I love this book, I love this book, I love this book! The alternate universe of this book is spectacular and descriptive unlike the unnecessary way that The Girls was written — I have such a brilliant imagery of the universe of where this story takes place! There is nothing snarky to say about this book imo. It was perfect.
Pick a book in which a character was portrayed as a hunk
Pretty much any novel where a male is involved, they’re a hunk. Its a bit boring. What about the guy who’s maybe not iron man, but who is kind, generous and loyal AF?! Honestly, its unrealistic for the school dork to be good at listening, good at being a supportive boyfriend and be incredibly hot — not to mention smart enough to be a Dr or a computer hacker.
I couldn’t figure out how on earth Jojo Moyes could possibly follow the story of Louisa Clark and the tragic romance with Will Traynor. I thought that it would be one of those attempts at squeezing as much out of a done-and-dusted story as possible, trying to continue the ride on the success of Me Before You…
Yep, now I’m just being a bitch.
But honestly, I couldn’t see how this was going to work.
But you know what? I was pleasantly surprised. I actually had to go back and re-rate Me Before You, because upon reflection, I realised how clever the novel truly was and despite a few of Louisa’s annoying quirks, I actually thought it was a beautifully written, emotive novel.
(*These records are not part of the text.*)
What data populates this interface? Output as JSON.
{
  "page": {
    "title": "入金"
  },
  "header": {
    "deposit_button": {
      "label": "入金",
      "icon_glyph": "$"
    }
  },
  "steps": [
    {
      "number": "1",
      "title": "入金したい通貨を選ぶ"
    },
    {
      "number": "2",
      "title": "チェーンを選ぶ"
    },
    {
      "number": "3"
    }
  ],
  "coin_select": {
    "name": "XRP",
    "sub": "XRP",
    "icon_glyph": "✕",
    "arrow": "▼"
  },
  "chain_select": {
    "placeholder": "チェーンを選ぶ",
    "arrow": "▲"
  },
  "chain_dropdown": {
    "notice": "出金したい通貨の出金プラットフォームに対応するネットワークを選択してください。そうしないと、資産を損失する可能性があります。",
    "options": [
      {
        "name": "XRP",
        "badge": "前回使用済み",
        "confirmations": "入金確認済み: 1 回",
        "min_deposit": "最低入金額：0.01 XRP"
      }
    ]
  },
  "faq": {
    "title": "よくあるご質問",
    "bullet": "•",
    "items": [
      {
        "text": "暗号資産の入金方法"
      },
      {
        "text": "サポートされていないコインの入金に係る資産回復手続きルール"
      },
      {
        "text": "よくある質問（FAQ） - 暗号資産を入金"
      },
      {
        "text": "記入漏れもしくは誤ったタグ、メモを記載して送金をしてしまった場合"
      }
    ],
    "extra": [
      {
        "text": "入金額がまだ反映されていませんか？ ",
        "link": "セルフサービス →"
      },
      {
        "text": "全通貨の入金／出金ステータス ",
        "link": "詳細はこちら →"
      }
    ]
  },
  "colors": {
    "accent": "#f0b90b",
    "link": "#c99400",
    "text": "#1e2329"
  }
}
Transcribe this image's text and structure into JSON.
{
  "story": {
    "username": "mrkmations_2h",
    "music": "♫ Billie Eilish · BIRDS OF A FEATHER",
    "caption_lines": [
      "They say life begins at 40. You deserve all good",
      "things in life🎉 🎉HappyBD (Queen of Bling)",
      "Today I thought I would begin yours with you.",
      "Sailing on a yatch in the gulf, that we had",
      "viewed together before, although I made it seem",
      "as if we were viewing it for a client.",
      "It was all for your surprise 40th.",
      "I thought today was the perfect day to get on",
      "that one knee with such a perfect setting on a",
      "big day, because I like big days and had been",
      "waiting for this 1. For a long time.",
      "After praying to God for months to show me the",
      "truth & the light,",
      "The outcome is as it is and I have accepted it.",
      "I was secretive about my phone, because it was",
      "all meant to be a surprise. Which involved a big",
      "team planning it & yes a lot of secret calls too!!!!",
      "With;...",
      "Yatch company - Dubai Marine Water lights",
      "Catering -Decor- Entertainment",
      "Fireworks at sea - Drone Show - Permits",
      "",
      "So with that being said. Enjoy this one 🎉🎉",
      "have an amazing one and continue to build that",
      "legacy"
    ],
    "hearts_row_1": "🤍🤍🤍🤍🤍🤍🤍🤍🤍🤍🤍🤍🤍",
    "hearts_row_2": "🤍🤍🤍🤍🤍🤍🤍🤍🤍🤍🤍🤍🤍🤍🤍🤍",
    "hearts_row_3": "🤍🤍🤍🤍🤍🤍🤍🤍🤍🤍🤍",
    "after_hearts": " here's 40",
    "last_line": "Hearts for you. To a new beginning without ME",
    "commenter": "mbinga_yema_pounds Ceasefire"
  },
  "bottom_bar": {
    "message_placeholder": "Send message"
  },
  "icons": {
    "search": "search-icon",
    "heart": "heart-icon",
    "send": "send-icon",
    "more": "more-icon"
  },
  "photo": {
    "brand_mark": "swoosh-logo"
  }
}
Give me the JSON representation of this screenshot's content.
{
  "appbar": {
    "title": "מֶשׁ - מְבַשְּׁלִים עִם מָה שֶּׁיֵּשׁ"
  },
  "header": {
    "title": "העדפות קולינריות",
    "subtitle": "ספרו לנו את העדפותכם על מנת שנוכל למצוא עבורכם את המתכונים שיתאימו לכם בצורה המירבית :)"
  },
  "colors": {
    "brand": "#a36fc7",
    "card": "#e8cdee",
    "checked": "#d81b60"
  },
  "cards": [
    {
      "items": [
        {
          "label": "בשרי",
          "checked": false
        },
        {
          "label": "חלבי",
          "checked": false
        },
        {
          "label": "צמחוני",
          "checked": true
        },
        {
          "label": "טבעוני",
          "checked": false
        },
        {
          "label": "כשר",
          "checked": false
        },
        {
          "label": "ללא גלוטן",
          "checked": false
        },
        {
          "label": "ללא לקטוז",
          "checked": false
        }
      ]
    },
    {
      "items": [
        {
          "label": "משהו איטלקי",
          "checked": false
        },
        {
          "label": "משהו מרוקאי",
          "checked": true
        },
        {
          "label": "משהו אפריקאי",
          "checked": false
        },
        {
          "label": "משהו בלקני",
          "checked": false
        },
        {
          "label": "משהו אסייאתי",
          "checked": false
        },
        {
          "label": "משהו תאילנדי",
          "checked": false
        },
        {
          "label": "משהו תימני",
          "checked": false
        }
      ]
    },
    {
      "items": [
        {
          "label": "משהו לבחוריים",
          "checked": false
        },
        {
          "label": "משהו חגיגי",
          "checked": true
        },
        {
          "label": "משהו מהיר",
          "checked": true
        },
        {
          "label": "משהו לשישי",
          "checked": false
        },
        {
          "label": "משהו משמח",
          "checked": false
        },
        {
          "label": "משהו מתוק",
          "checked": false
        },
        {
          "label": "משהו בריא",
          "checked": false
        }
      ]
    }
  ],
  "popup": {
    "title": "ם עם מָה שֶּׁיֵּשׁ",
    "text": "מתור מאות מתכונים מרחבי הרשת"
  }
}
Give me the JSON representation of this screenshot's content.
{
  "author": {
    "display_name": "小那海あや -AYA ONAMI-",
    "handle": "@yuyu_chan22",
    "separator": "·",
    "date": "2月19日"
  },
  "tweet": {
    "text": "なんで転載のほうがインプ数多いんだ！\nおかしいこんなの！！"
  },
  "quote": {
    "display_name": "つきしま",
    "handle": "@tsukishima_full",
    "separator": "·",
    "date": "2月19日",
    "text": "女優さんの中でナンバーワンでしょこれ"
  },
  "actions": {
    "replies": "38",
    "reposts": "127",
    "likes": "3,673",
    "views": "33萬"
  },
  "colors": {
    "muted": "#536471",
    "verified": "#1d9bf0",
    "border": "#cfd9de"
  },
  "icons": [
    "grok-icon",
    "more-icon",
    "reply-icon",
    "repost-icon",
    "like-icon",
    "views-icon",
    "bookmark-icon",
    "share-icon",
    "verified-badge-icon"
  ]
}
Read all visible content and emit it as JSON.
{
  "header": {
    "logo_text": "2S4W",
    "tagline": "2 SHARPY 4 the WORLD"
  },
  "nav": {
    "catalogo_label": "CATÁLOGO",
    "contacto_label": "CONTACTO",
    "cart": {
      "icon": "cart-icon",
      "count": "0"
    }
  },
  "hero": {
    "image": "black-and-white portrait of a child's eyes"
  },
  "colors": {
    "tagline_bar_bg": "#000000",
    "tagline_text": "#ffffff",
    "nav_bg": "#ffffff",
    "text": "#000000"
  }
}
So Jojo Moyes brings us back to Louisa Clark around a year after everything that transpired with Will. She is struggling with her grief and is just going through the motions of life. She feels as though she hasn’t quite kept up with her promise to Will. She’s traveled, she’s lived abroad and been to all the tourist attractions that were on her list, but still feels a void.
“I loved a man who had opened up a world to me but hadn’t loved me enough to stay in it.”
She ends back in England, living in London and living a mundane life.
After a chance encounter, Louisa meets Sam, the attending paramedic who has just lost his wife and is surprised by a visitor who she could have never expected on her doorstep.
This book is a book about dealing with grief more than much else and for this reason I found it to be incredibly emotional and even at times upsetting, as certain elements seemed to hit me, personally.
“I think people get bored of grief,” said Natasha. “It’s like you’re allowed some unspoken allotted time — six months, maybe — and then they get faintly irritated that you’re not ‘better’. It’s like you’re being self-indulgent hanging on to your unhappiness”
Honestly? I think Jojo Moyes is a genius with this one. It is so succinct.
I think this is my favourite quote from the book. It is so accurate in life. People give up on you if you can’t shake your sadness within the quota of time that they have privately allotted for you. They stop asking, they take a step back and they are so afraid of being polluted by your grief that they disappear from your life until you have recovered.
Louisa was far less annoying in this novel and her parents weren’t as bad, but her Mum is still a basket-case. There was also an impressive character development of Camilla Traynor that I was pleased to see as she was painted as an evil, sterile bitch in Me Before You.
I read 78% of this book in bed last night because I couldn’t put it down. I would probably venture to say that I liked it more than Me Before You! Crazy, right?
There was only one quote that made me laugh/cringe;
“I wanted to resist him, but I couldn’t. I was giddy, diverted, sleepless. I got cystitis and didn’t care”
Ummm… I was sure she was referring to the fact that she had so much sex that she developed cystitis. Let me tell you something, as a chronic cystitis/UTI sufferer, anyone who develops an infection to a degree of cystitis is definitely going to care. That shit is no joke and if you are too careless with it, you’ll end up with a nasty kidney infection like that of what I am actually trying to get through.
Very odd sentence, indeed!
Besides that, I feel like Jojo Moyes did a truly fantastic job with this novel conveying the stages of grief and how there’s no true coffee-cup, over-night solution or recovery.